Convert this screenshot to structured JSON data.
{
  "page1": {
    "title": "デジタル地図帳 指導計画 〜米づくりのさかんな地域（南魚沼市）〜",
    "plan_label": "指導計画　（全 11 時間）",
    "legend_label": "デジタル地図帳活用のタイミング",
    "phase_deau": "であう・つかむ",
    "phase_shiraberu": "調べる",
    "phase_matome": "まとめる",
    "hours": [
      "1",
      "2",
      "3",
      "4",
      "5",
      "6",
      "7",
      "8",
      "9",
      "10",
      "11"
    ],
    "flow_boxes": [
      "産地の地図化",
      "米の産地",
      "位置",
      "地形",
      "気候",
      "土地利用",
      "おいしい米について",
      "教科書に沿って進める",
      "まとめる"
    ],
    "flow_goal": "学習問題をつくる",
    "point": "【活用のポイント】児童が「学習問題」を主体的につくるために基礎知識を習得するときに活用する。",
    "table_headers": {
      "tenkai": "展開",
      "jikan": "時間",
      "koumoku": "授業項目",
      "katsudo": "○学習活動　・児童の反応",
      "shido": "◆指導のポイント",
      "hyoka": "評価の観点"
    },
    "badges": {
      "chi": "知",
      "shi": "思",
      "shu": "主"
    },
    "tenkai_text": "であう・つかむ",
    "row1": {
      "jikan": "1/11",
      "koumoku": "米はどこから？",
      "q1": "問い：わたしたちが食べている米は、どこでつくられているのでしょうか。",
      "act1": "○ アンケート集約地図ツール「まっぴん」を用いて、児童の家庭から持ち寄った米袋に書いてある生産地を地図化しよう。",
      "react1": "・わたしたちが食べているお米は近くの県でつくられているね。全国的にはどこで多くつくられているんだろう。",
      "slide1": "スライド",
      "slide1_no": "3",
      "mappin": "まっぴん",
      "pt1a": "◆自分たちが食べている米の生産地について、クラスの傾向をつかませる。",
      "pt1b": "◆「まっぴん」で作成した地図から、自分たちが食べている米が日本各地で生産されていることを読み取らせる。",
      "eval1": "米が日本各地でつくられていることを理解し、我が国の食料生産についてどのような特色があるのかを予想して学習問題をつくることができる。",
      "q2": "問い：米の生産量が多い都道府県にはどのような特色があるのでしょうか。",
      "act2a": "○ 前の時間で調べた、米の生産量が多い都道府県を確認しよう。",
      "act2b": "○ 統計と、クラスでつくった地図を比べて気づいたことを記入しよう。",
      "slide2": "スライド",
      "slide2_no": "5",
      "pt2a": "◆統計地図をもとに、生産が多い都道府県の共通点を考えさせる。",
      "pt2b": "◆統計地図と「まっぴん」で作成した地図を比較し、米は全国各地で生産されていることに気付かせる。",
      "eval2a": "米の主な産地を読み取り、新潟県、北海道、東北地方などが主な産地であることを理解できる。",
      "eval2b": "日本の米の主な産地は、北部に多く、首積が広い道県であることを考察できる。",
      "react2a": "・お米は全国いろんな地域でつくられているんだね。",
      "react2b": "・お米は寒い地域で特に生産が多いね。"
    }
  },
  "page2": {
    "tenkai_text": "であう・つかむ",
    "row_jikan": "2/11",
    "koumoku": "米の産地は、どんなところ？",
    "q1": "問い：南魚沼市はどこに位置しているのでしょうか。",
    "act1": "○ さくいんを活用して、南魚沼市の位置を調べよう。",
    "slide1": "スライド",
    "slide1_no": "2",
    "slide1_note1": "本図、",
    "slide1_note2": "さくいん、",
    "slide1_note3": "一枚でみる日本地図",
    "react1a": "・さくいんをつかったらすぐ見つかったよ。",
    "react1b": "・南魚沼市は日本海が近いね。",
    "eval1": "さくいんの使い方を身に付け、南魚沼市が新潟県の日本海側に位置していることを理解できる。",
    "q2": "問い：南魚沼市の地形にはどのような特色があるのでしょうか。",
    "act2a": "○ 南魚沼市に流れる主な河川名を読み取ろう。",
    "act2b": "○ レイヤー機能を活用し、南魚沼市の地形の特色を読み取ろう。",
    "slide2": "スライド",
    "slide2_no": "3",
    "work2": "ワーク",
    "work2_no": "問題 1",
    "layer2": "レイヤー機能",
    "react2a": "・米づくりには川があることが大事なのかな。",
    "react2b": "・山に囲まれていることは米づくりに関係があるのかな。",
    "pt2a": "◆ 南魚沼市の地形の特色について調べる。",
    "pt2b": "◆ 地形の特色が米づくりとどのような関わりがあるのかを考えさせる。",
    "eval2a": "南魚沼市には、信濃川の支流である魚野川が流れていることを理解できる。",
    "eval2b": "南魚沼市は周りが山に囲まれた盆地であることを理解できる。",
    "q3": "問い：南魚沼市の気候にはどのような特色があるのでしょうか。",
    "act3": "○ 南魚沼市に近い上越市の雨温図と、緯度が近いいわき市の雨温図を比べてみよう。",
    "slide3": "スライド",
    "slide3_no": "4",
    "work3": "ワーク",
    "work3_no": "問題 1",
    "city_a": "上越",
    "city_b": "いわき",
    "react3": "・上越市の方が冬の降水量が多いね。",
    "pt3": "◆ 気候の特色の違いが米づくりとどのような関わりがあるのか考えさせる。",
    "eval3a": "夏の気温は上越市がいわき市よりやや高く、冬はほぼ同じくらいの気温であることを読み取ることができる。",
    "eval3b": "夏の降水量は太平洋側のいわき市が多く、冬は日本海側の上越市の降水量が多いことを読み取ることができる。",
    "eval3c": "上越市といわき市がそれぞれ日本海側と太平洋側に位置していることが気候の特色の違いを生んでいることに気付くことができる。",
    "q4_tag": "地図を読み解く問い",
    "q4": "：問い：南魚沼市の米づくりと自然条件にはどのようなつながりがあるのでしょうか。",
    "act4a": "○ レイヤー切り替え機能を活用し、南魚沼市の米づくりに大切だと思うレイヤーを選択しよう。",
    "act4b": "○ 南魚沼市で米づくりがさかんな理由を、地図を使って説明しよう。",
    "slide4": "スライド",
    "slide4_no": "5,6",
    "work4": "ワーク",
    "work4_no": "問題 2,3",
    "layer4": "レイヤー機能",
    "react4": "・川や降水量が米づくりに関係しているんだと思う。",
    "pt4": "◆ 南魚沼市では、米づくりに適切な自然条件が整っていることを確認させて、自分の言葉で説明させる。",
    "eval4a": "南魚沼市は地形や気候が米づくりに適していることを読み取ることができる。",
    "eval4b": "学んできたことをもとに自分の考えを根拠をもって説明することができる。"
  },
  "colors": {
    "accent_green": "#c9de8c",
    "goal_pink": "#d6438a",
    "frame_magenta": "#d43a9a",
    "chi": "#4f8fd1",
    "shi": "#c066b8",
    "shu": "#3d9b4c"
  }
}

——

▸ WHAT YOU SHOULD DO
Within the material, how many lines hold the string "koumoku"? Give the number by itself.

▸ EXERCISE RESPONSE
3